Five years ago I planted a large trumpet vine (‘Madame Galen’). It has grown into a beautiful shrub, but has never flowered. It gets full sun, is protected by and planted on the south side of our shed. I have tried different fertilizers, raised the pH, lowered the pH, pruned it, and not pruned it. A few neighbors have trumpet vines; they put little effort into them, yet they flower.
Getting a trumpet vine to flower is simiar to getting a wisteria to flower; it sometimes takes patience. First, make sure the location you choose has lots of sun. Plants in shade rarely flower. Second, avoid high nitrogen fertilizers. If you have a lawn service, don’t let them fertilize near the trumpet vine. Nitrogen fertilizers promote vigorous stem and leaf growth which will take away the plant’s energy from producing flowers. Third, prune the plant back each spring to only a few buds per stem. This way the plant is expending less energy on vegetative growth (stems and leaves).
If these methods fail to produce flowers, you can try fertilizing with a high phosphate fertilizer such as superphosphate or try root pruning.

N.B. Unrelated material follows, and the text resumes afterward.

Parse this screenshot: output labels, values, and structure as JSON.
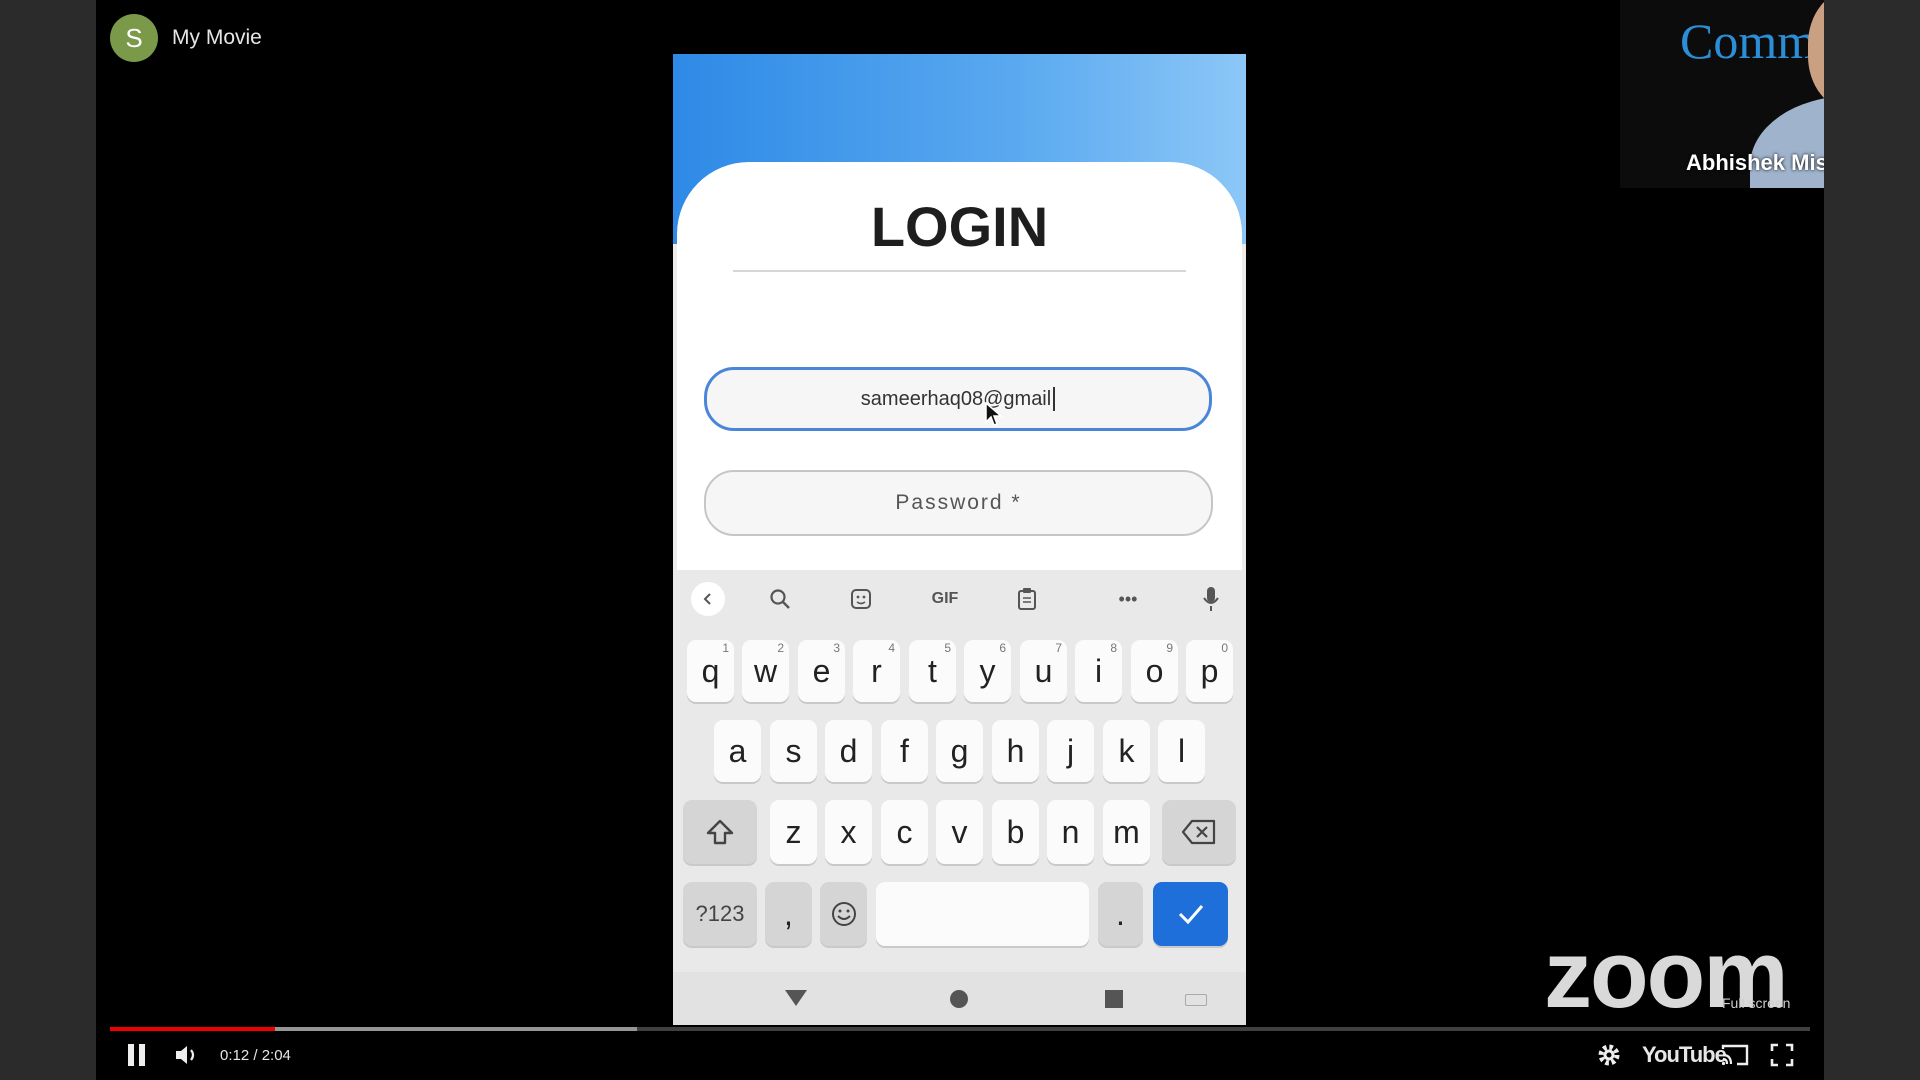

Root pruning is cutting a circular slit in the ground that is centered around the stem of the plant. The circle should be 2 feet in diameter for every 1 inch of trunk stem diameter. Use a sharp, pointed shovel to make the slit by digging into the ground as deep as possible and rocking the handle back and forth to create a V-shaped cut. You can apply the superphosphate directly to this cut if you like. Root pruning often produces flowers the following year. Once the plant begins to flower, removing the seed pods will encourage more flowers.